UPDATED: Thousands of Norwegian school students joined youth all over the world in cutting classes and demonstrating once again on Friday. Their latest school strikes against passive politicians are another effort to get their leaders to lead in the effort to cut carbon emissions, and Prime Minister Erna Solberg was their main target.
The students complain that Solberg and a majority in Parliament have only further provoked them. “I want Solberg to say that she takes our future seriously and will grant our demands,” 13-year-old Even Jacobsen told news bureau NTB. “What provokes us the most is that she continues to praise our engagement, but she’s not listening.”
Solberg tried to prove him wrong, braving both the rain and a decidedly chilly reception to speak to the young demonstrators in Oslo on Friday. She was booed when she spoke about what her government has done “and will do, to stop climate change.” She carried on, even stating that “the world faces a climate crisis … we know that,” and she won some applause when she talked about Norway’s commitment to promoting use of electric vehicles. She said she could understand that her audience was “frustrated and impatient,” but she stopped short of offering any reining in of Norway’s offshore oil industry.
Jacobsen, one of the initiators of Friday’s school strikes in Bergen, Oslo, Trondheim, Hamar and 27 other cities and town around the country, is among those asking for nothing less than an end to the issuance of more licenses for offshore oil exploration and production, and creation of more climate-friendly jobs. Backed by organizations including Natur og ungdom (Nature and Youth), the striking students also want Norway to further increase its climate goals and cut Norway’s own carbon emissions by more than half by 2030. They believe Norway should also offer more financial aid to countries and island nations seriously threatened by the climate change that Norway and its oil industry has helped create.

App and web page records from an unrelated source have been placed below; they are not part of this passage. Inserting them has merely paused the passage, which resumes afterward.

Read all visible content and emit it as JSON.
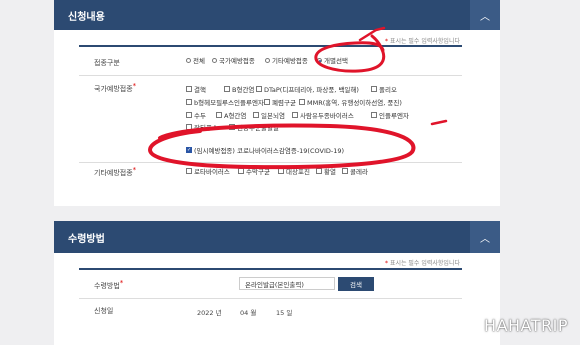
{
  "section1": {
    "title": "신청내용",
    "required_note": "표시는 필수 입력사항입니다",
    "vaccination_type": {
      "label": "접종구분",
      "options": [
        "전체",
        "국가예방접종",
        "기타예방접종",
        "개별선택"
      ],
      "selected": "개별선택"
    },
    "national_vaccines": {
      "label": "국가예방접종",
      "options": [
        "결핵",
        "B형간염",
        "DTaP(디프테리아, 파상풍, 백일해)",
        "폴리오",
        "b형헤모필루스인플루엔자",
        "폐렴구균",
        "MMR(홍역, 유행성이하선염, 풍진)",
        "수두",
        "A형간염",
        "일본뇌염",
        "사람유두종바이러스",
        "인플루엔자",
        "장티푸스",
        "신증후군출혈열"
      ],
      "covid_option": "(임시예방접종) 코로나바이러스감염증-19(COVID-19)"
    },
    "other_vaccines": {
      "label": "기타예방접종",
      "options": [
        "로타바이러스",
        "수막구균",
        "대상포진",
        "황열",
        "콜레라"
      ]
    }
  },
  "section2": {
    "title": "수령방법",
    "required_note": "표시는 필수 입력사항입니다",
    "receive_method": {
      "label": "수령방법",
      "value": "온라인발급(본인출력)",
      "button": "검색"
    },
    "apply_date": {
      "label": "신청일",
      "year": "2022",
      "year_unit": "년",
      "month": "04",
      "month_unit": "월",
      "day": "15",
      "day_unit": "일"
    }
  },
  "watermark": "HAHATRIP",
  "colors": {
    "header": "#2c4a72",
    "annotation": "#e0142a"
  }
}
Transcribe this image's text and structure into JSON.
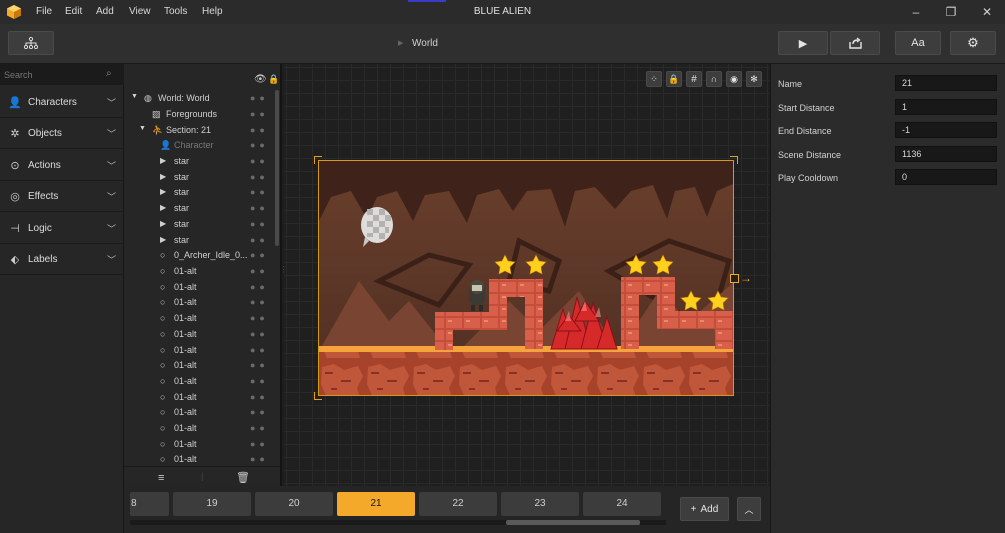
{
  "app": {
    "title": "BLUE ALIEN"
  },
  "menu": [
    "File",
    "Edit",
    "Add",
    "View",
    "Tools",
    "Help"
  ],
  "toolbar": {
    "breadcrumb": "World",
    "font_label": "Aa"
  },
  "search": {
    "placeholder": "Search"
  },
  "categories": [
    {
      "label": "Characters",
      "icon": "person-icon"
    },
    {
      "label": "Objects",
      "icon": "puzzle-icon"
    },
    {
      "label": "Actions",
      "icon": "play-circle-icon"
    },
    {
      "label": "Effects",
      "icon": "swirl-icon"
    },
    {
      "label": "Logic",
      "icon": "logic-icon"
    },
    {
      "label": "Labels",
      "icon": "tag-icon"
    }
  ],
  "tree": {
    "world": "World: World",
    "foregrounds": "Foregrounds",
    "section": "Section: 21",
    "character": "Character",
    "stars": [
      "star",
      "star",
      "star",
      "star",
      "star",
      "star"
    ],
    "archer": "0_Archer_Idle_0...",
    "alts": [
      "01-alt",
      "01-alt",
      "01-alt",
      "01-alt",
      "01-alt",
      "01-alt",
      "01-alt",
      "01-alt",
      "01-alt",
      "01-alt",
      "01-alt",
      "01-alt",
      "01-alt"
    ]
  },
  "properties": [
    {
      "label": "Name",
      "value": "21"
    },
    {
      "label": "Start Distance",
      "value": "1"
    },
    {
      "label": "End Distance",
      "value": "-1"
    },
    {
      "label": "Scene Distance",
      "value": "1136"
    },
    {
      "label": "Play Cooldown",
      "value": "0"
    }
  ],
  "sections": [
    "8",
    "19",
    "20",
    "21",
    "22",
    "23",
    "24"
  ],
  "selected_section": "21",
  "add_label": "Add",
  "colors": {
    "accent": "#f4a92b",
    "scene_border": "#d59818"
  }
}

Their message is to “take the future seriously.” More than 40,000 school strikers turned out in March and thousands more were taking part at 31 locations around the country on Friday, despite bad weather and lots of rain in Oslo and much of southern Norway. The turnout was expected to be lower than last time, because school students are now in the midst of year-end exams, but youth nonetheless turned out from Alta in the north to Fredrikstad in the south. Demonstrations were also held in smaller communities like Karasjok and Finnsnes, and cities like Hamar and Kristiansand, where residents are much more reliant on their cars than in bigger cities with better public transportation. School climate strikes were also held in cities known for their oil industry activity, not least Stavanger and Haugesund.
While the students have gained some support from Crown Prince Haakon, they claim Solberg had “thrown oil on the fire” with her “empty” praise and flat refusal to halt issuance of oil exploration licenses. Her arguments remain the same, with government ministers along with the opposition Labour Party continuing to claim that the world still needs Norway’s oil and gas, that gas can replace coal as a source of energy and that the oil and gas industry creates needed jobs in Norway. On Friday, Solberg tried to convince the young crowd that “in fact things have happened since you went on strike the last time.” Carbon emissions in Norway, however, have been rising, not falling.
The Parliament is due to vote on the school strikers’ demands early next month, based on proposals put forth by the Socialist Left party (SV) and the Greens (MDG). The strikers vow to continue their protest actions, which began last winter and started to spread at the inspiration Swedish teenager Greta Thunberg.
The prime minister, according to Natur og Ungdom leader Gaute Eiterjord, can either “choose to turn her back on thousands of children and youth, or take the climate crisis seriously and let the oil lie, cut Norwegian emissions in line with the (UN) Paris Agreement and boost climate aid considerably.” Anything less seemed likely to be booed again.